Call Us Today! 757-625-2506 | Click Here To Email Us

Block Home // Block

 


 

“A concrete masonry unit (CMU) is a standard size rectangular block used in building construction. Those that use cinders (fly ash or bottom ash) are called cinder blocks in Canada, the United States, and New Zealand, breeze blocks (breeze is a synonym of ash) in the United Kingdom and New Zealand, and hollow blocks in the Philippines. In Australia they are also known as Besser blocks or besser bricks, because the American-based Besser Company was a major supplier of concrete-block-making machinery. Clinker blocks use clinker as aggregate. In non-technical usage, the terms cinder block and breeze block are often generalized to cover all of these varieties.

 

Composition

Concrete blocks are made from cast concrete (e.g. Portland cement and aggregate, usually sand and fine gravel, for high-density blocks). Lower density blocks may use industrial wastes, such as fly ash or bottom ash, as an aggregate. Lightweight blocks can also be produced using autoclaved aerated concrete.

 

Sizes and Structure

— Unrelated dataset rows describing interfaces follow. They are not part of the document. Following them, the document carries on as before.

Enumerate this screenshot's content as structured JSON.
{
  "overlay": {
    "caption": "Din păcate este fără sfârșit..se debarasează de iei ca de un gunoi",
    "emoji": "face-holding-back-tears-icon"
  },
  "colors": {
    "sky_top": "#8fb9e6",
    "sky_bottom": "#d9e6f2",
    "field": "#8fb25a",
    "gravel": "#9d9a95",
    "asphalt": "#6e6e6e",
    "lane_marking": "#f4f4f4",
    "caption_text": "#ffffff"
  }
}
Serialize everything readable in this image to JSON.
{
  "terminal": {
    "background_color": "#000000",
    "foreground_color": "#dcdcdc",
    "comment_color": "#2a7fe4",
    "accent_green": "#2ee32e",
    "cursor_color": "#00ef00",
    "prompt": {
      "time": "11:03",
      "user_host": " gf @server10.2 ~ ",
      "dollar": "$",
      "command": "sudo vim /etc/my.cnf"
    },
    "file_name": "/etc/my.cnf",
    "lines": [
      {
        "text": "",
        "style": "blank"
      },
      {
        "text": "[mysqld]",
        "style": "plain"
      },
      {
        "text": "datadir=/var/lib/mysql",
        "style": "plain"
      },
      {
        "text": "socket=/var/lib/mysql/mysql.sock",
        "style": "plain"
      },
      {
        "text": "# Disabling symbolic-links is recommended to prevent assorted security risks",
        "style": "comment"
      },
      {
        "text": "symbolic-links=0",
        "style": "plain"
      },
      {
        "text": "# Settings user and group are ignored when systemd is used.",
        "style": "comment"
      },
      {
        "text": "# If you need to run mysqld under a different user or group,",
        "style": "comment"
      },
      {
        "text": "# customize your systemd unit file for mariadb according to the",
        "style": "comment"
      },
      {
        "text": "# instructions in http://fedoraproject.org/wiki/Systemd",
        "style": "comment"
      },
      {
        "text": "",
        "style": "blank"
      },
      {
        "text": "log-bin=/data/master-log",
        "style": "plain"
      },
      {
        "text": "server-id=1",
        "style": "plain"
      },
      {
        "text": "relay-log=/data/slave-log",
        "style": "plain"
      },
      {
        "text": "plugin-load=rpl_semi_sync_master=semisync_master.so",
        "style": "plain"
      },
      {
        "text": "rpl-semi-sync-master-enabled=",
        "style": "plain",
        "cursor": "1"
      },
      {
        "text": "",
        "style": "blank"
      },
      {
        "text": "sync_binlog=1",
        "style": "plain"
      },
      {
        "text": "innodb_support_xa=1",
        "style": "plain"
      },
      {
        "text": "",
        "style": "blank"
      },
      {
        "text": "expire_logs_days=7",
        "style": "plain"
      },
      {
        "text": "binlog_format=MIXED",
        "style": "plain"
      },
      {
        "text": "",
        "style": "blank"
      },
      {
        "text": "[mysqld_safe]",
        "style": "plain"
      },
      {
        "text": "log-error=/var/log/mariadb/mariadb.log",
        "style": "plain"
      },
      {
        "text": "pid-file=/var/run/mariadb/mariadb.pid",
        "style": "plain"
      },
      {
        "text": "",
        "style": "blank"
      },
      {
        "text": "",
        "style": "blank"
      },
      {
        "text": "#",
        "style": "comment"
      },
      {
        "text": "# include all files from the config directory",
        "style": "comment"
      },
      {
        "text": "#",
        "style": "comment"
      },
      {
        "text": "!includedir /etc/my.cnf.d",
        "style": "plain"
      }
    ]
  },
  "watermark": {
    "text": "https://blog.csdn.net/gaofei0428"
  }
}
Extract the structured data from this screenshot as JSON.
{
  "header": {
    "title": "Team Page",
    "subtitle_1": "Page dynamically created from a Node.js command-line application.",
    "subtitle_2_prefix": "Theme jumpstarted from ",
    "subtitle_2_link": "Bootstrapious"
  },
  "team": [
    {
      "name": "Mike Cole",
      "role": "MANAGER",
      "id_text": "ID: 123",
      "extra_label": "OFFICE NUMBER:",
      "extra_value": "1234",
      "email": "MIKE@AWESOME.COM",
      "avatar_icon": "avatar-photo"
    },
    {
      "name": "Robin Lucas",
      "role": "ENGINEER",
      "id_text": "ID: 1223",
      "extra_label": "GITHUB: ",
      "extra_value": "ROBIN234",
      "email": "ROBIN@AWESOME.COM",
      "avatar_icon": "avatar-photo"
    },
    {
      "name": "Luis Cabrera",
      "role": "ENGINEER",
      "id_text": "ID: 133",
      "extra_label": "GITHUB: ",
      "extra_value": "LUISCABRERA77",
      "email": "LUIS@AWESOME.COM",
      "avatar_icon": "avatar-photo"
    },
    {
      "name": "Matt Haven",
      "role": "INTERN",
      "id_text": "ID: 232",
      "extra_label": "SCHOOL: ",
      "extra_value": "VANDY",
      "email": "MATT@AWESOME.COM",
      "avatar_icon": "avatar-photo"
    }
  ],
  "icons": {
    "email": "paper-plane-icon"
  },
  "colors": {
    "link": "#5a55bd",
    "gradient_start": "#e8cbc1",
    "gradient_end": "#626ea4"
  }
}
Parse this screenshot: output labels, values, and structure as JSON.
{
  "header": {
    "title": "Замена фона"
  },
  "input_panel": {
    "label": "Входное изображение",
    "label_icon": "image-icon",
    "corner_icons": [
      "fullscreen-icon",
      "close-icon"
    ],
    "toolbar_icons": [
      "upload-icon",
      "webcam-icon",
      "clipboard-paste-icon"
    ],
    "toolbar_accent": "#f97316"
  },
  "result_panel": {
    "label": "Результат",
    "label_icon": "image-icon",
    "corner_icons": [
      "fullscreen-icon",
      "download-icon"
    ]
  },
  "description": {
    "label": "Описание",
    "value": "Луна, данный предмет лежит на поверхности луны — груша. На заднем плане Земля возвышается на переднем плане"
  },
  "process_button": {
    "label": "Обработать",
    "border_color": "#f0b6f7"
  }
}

Concrete blocks may be produced with hollow centers (cores) to reduce weight or improve insulation. The use of blockwork allows structures to be built in the traditional masonry style with layers (or courses) of staggered blocks. Blocks come in many sizes. In the US, the most common nominal size is 16 in × 8 in × 8 in (410 mm × 200 mm × 200 mm); the block measures a 3/8 in shorter, allowing for mortar joints. In Ireland and the UK, blocks are usually 440 mm × 215 mm × 100 mm (17.3 in × 8.5 in × 3.9 in) excluding mortar joints. In New Zealand and Canada, blocks are usually 390 mm × 190 mm × 190 mm (15.4 in × 7.5 in × 7.5 in) excluding mortar joints.

 

Block cores are typically tapered so that the top surface of the block (as laid) has a greater surface on which to spread a mortar bed and for easier handling. Most CMU’s have two cores, but three- and four-core units are also produced. A core also allows for the insertion of steel reinforcement, tying individual blocks together in the assembly, with the goal of greatly increased strength. To hold the reinforcement in proper position and to bond the block to the reinforcement, the cores must be filled with grout (concrete). Reinforcement is primarily used to impart greater tensile strength to the assembly, improving its ability to resist lateral forces such as wind load and seismic forces.

 

A variety of specialized shapes exist to allow special construction features. U-shaped blocks or knockout blocks with notches to allow the construction of bond beams or lintel assemblies, using horizontal reinforcing grouted into place in the cavity. Blocks with a channel on the end, known as “jamb blocks”, allow doors to be secured to wall assemblies. Blocks with grooved ends permit the construction of control joints, allowing a filler material to be anchored between the un-mortared block ends. Other features, such as radiused corners known as “bullnoses” may be incorporated. A wide variety of decorative profiles also exist.

 

Concrete masonry units may be formulated with special aggregates to produce specific colors or textures for finish use. Special textures may be produced by splitting a ribbed or solid two-block unit; such factory-produced units are called “split-rib” or “split-face” blocks. Blocks may be scored by grooves the width of a mortar joint to simulate different block modules. For example, an 8-by-16-inch (200 mm × 410 mm) block may be scored in the middle to simulate 8-by-8-inch (200 mm × 200 mm) masonry, with the grooves filled with mortar and struck to match the true joints.

 

Uses

 

Concrete block, when built in tandem with concrete columns and tie beams and reinforced with rebar, is a very common building material for the load-bearing walls of buildings, in what is termed concrete block structure (CBS) construction. American suburban houses typically employ a concrete foundation vibrant and slab with a concrete block wall on the perimeter. Large buildings typically use copious amounts of concrete block; for even larger buildings, concrete blocks supplement steel I-beams.”

 

Information Courtesy of Wikipedia: For More Information, Visit: www.wikipedia.com

 

Questions About A Product? We Are Here To Help.

Click Here To Contact Us
Share this:

Norfolk Location

OFFICE: (757) 625-2506 | FAX: (757) 533-5507

Suffolk Location

OFFICE: (757) 934-2326 | FAX: (757) 934-2948

Williamsburg Location

OFFICE: (757) 220-2806 | FAX: (757) 220-8574

Contact Us Below: